When you think about it, why should the use of a board be restricted to water, snow, sand or skate parks? That was exactly what the inventor of the Motorcrossboard was thinking when he came up with his initial concept in the 90’s.
A Motorcrossboard first really came into the public’s consciousness in 2011 with a limited release version of the MXB Shocker. This could be described as a cross between a dirt bike and a snowboard and had a hefty price tag to start with. Over the year, the inventor, Andy Keel, decided to focus on further development of the concept rather than sales of the initial production.
This decision seems to have paid off with the launch of four ‘ready-for-market’ boards. The idea that these are just glorified motorised skateboards is well behind them and they are more likely to be compared to a lightweight, standing room only version of a motor bike.
The controls are largely similar to a motor bike in that there is a hand throttle and brake, so it is easy to see why this comparison has come about.
Learning to ride a Motorcrossboard is said to be considerably easier than mastering its snow or surfing counterparts. It is operated in a very similar way, that is, by shifting weight to toes or heels in order to steer.

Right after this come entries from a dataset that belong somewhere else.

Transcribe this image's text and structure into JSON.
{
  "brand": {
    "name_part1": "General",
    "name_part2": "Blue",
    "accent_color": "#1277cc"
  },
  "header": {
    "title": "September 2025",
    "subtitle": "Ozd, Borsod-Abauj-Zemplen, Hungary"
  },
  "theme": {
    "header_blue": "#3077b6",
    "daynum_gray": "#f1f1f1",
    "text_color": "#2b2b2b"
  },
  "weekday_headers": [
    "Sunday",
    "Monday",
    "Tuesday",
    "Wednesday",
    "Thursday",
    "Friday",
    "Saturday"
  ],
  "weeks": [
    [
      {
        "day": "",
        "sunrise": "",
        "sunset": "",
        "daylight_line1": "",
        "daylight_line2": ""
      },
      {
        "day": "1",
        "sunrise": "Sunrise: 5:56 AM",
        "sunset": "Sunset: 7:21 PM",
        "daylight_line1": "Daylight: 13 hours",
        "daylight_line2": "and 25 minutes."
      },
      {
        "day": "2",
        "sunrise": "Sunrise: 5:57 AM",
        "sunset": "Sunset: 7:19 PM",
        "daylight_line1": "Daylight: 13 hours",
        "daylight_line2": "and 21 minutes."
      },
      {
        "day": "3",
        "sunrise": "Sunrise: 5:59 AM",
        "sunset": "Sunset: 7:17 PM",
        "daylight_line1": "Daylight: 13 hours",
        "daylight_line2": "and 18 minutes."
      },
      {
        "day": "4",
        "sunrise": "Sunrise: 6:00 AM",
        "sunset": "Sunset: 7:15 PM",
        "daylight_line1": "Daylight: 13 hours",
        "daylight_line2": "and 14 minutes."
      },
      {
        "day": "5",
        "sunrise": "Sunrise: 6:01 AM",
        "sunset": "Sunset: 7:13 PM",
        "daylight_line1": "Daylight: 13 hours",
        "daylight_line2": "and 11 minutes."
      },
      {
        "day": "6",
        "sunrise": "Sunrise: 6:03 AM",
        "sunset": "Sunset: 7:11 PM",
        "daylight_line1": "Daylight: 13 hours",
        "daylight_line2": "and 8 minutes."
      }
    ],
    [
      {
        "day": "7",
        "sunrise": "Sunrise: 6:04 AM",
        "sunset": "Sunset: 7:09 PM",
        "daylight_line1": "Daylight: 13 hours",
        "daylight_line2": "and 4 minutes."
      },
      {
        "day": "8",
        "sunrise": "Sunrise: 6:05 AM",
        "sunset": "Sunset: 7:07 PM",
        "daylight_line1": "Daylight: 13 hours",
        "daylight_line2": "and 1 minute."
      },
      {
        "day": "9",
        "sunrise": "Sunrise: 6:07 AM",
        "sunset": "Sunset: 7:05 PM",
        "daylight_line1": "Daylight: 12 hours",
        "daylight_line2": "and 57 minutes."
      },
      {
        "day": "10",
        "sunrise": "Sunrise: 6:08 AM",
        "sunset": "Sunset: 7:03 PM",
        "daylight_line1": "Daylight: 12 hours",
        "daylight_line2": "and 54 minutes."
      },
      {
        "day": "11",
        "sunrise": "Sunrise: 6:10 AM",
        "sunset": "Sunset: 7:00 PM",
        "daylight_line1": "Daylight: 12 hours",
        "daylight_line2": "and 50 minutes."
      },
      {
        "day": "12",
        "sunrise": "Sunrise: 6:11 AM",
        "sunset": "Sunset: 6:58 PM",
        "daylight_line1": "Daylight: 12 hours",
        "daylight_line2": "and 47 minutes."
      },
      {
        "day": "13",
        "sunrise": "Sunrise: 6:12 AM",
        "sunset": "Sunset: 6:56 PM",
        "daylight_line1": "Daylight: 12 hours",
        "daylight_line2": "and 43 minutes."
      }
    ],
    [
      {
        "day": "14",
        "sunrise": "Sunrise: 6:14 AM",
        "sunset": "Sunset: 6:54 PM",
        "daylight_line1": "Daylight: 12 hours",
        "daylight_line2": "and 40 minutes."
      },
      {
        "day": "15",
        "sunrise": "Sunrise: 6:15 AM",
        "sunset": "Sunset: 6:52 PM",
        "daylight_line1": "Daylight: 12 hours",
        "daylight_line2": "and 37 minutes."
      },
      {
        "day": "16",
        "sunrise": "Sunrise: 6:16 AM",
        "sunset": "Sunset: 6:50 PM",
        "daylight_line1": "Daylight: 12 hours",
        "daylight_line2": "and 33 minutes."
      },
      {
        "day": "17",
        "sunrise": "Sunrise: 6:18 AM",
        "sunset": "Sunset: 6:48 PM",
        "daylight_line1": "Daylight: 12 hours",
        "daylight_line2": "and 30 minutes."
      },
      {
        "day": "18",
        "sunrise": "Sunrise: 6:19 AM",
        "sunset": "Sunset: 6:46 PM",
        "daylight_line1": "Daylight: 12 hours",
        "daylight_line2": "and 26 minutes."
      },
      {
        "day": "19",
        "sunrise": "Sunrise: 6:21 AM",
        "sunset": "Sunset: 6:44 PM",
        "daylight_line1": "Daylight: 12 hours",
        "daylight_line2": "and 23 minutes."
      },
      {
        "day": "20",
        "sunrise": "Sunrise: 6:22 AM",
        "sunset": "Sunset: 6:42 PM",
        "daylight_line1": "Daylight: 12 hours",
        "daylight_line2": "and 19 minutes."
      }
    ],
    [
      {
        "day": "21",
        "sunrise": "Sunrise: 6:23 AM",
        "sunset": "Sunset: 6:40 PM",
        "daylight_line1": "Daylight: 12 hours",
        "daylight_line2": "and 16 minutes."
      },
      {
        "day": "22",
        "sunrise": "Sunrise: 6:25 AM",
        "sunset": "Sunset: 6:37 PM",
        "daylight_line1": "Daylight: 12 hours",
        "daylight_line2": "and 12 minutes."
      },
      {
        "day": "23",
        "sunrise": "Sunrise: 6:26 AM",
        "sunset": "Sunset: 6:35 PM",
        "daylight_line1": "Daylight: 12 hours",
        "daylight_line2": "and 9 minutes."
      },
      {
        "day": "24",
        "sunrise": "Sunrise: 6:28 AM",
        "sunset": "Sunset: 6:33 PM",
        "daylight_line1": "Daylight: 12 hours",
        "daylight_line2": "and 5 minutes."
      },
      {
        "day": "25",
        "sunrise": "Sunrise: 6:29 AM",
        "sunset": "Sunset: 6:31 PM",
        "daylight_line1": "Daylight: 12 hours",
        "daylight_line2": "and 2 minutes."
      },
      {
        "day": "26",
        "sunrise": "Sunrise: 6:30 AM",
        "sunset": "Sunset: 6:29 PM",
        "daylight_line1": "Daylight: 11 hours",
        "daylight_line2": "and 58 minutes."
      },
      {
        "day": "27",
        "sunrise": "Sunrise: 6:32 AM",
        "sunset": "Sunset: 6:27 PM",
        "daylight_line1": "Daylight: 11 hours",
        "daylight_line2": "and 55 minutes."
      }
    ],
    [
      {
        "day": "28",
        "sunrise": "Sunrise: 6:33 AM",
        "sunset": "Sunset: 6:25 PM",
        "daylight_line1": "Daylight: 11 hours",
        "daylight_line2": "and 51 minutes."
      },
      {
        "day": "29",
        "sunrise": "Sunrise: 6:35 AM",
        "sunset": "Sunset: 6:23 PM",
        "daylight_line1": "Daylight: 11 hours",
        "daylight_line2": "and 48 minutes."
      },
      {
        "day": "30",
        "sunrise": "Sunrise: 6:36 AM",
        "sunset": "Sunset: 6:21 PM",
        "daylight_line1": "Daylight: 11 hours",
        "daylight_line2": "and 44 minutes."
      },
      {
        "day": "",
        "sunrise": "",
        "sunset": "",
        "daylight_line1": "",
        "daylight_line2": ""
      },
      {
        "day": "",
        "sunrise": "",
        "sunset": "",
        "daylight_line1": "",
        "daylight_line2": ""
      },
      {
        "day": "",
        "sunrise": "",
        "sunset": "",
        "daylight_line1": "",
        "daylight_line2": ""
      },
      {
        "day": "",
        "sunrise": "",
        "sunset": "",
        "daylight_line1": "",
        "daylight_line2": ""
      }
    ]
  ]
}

Each model offers a different experience and price tag, costing up to $2,599.00 / £2000. Top speeds of just over 30 mph can be attained via the battery operated motors.